"We already have a major gun violence crisis," Ms. Hochul stated. "There's no need to add more fuel to the fire."

"This is not how the Sixth Amendment works regarding a defendant's privilege to confront witnesses against him… That is not how the First Amendment operates when speaking about unpopular speech or religious freedom," he added. “And it is not how the Second Amendment works when carrying a firearm in public for self-defense."

"The government must prove that the legislation is continuous with this nation's historical tradition of gun legislation," the majority opinion stated.

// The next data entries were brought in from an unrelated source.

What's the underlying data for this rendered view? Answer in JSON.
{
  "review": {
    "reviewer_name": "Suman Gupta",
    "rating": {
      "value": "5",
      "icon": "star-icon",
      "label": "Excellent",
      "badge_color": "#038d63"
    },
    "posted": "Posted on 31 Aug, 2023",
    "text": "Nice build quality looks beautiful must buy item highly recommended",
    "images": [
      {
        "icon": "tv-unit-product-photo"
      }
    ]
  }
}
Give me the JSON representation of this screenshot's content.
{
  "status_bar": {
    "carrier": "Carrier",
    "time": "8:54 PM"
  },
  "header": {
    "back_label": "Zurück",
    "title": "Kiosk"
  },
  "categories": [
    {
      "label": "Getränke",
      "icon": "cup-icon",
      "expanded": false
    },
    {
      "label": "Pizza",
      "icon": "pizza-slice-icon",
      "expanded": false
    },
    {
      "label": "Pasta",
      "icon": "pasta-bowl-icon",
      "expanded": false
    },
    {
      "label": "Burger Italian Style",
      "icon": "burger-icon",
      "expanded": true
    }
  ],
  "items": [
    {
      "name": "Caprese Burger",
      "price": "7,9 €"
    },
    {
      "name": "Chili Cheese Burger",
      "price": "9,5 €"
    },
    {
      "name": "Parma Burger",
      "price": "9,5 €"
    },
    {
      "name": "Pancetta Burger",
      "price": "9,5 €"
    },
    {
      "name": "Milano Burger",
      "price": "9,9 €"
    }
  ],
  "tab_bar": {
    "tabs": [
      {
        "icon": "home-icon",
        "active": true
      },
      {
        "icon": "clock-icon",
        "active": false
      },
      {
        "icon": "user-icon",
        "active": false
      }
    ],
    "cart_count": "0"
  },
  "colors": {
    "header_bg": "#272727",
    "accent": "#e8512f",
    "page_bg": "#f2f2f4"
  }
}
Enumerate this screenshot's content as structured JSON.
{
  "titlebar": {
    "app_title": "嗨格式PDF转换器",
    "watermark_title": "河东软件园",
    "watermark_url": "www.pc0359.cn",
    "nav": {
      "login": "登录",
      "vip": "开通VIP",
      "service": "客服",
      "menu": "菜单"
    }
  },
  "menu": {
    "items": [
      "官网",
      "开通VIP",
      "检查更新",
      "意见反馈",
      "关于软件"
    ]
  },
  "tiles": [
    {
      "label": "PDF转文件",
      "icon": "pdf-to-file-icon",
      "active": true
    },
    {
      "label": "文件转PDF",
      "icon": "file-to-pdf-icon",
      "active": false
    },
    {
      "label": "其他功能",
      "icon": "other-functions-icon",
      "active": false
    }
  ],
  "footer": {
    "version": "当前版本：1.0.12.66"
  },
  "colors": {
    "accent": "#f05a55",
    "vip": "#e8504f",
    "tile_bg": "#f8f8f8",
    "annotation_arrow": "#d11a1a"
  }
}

Justice Thomas disregarded the standard of most lower courts, considering if the law accelerated a critical government interest in favor of placing a strong emphasis on history.

He acknowledged the court's new requirement for a historical investigation would not always be straightforward.

The case involved so-called ‘may-issue legislation’, which gives government officials significant latitude in issuing gun permits.

Justice Brett M. Kavanaugh, attended by Chief Justice John G. Roberts Jr., wrote in a concurring opinion that "shall issue" regulations used objective standards and stayed presumptively constitutional. "Fingerprinting, a background check, a mental health data check, and coaching in firearms dealing and laws regarding the use of coercion," he wrote, was generally permissible in states.

President Biden criticized the decision, calling himself "deeply disappointed." He said, "it contradicts both good judgment and the Constitution and should profoundly trouble all of us."

What Did Gun Rights Activists Say?

On Thursday, gun rights activists applauded the judgment. "The court has made clear that the Second Amendment right to bear arms is not limited to the home," said Larry Keane, a top official with the National Shooting Sports Foundation, the gun industry's leading trade organization. "The responsibility is on the government to rationalize restrictions, not on the person to justify a need to use their rights to the government."

Shares of firearms manufacturers increased on Wall Street, with Smith & Wesson up more than 9%.

According to Jonathan Lowy, a lawyer at Brady, a gun control organization, the choice was a grave mistake. "With a stroke of the pen," he said, "the Supreme Court today invented a presumed right to carry loaded firearms nearly anywhere — to shoot and murder other people."

The case involved a lawsuit brought by two men who were denied licenses in New York, claiming "the state makes it nearly impossible for the normal law-abiding civilian to get a license."

Robert Nash and Brandon Koch were permitted to carry firearms away from populated areas for target shooting and hunting.

Citizens might not be obligated to explain to the government why they desire to practice a constitutional right, wrote Justice Thomas. "We are aware of no other constitutional right that may be exercised only after proving to public officials some special need," he wrote. What the future reserves for gun rights is uncertain, however, what is clear is that what occurred in Buffalo and Uvalde, Texas is a tragedy, leaving many to wonder if it could have been avoided.